Just as unduly high levels of taxation encourage tax evasion, unduly tight immigration restrictions encourage illegal border crossings—not to mention illegal hiring. The Competitive Enterprise Institute’s Alex Nowrasteh points out that conservatives would never make tax cutting conditional on first ending tax cheating. Yet they see no contradiction in demanding the erection of a Berlin Wall on the Rio Grande as a condition for immigration reform.Taxation is an unjust seizure of private property by the state. While we accept it today in the context of a mixed economy, it is unjust in principle. Immigration policy and border control is not unjust in principle, but that is exactly the implication of this passage. We would never say that passing laws against burglary only encourages secret middle-of-the-night burglaries so we should relax the law on burglary. Similarly, because people will break the law in the context of immigration, it does not imply we should relax immigration restrictions. In fact, if we were trying to prevent Jihadi terrorists from pouring across the border, it would be a reason to strengthen enforcement.
She concludes with the following:
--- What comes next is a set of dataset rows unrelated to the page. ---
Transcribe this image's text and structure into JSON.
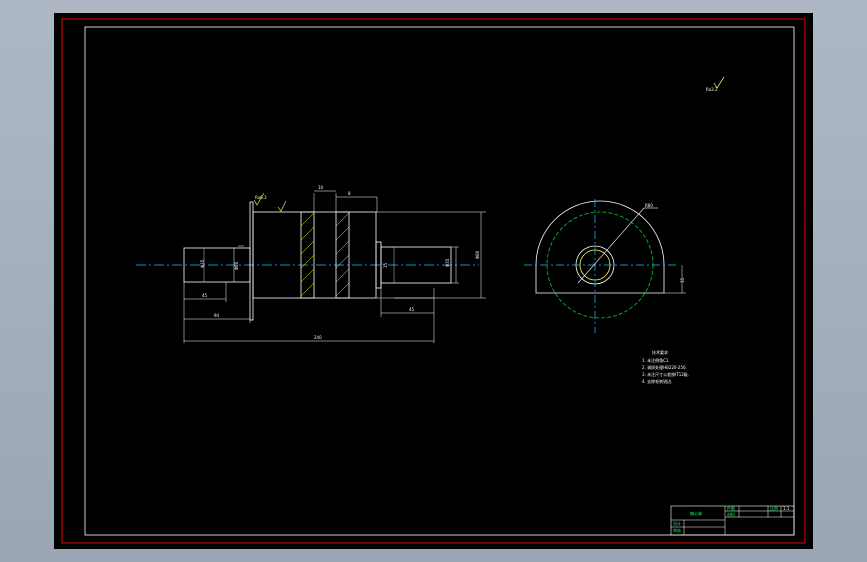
{
  "sheet": {
    "background": "#000000",
    "border_color": "#cc0000",
    "line_color": "#ffffff"
  },
  "colors": {
    "outline": "#ffffff",
    "dimension": "#ffff66",
    "centerline": "#00ccff",
    "hidden_circle": "#00cc33",
    "hatch": "#ffff00"
  },
  "drawing": {
    "roughness_mark": "Ra6.3",
    "roughness_mark_small": "Ra3.2",
    "dimension_labels": {
      "shaft_dia_left": "Φ35",
      "shaft_dia_right": "Φ35",
      "flange_dia": "Φ60",
      "body_dia": "Φ80",
      "key_width": "10",
      "key_width_2": "8",
      "left_step": "45",
      "left_length": "94",
      "right_length": "45",
      "total_length": "240",
      "side_height": "15",
      "radius": "R80"
    }
  },
  "notes": {
    "title": "技术要求",
    "items": [
      "1. 未注倒角C1.",
      "2. 调质处理HB220-250.",
      "3. 未注尺寸公差按IT12级.",
      "4. 去除毛刺锐边."
    ]
  },
  "title_block": {
    "part_name": "偏心轴",
    "scale_label": "比例",
    "scale_value": "1:1",
    "row_labels": [
      "设计",
      "审核"
    ],
    "qty_label": "件数",
    "material_label": "材料"
  }
}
Something is grossly wrong when lawmakers, who are powerless to prevent individuals like 9/11 mastermind Mohammad Atta from entering the country, act like macho men against the “huddled masses yearning to breathe free.” It shouldn’t take a John Galt to knock some sense into their heads.Yes, something is wrong if lawmakers are powerless to prevent terrorists from entering the country. So, is that reason to have less strict immigration policies or more strict policies? Surely she means to imply that we should restrict the bad guys and let in the good guys, but didn't Atta appear to be one of the "huddled masses yearning to breath free," or did he wear a sign on his forehead that said "terrorist?" That is the problem with fuzzy open border types. Their mushy altruistic desire for open borders, which fails to consider the consequences of open borders and ignores the self-interested foreign policy of sovereign people, is a rationalistic and suicidal fantasy.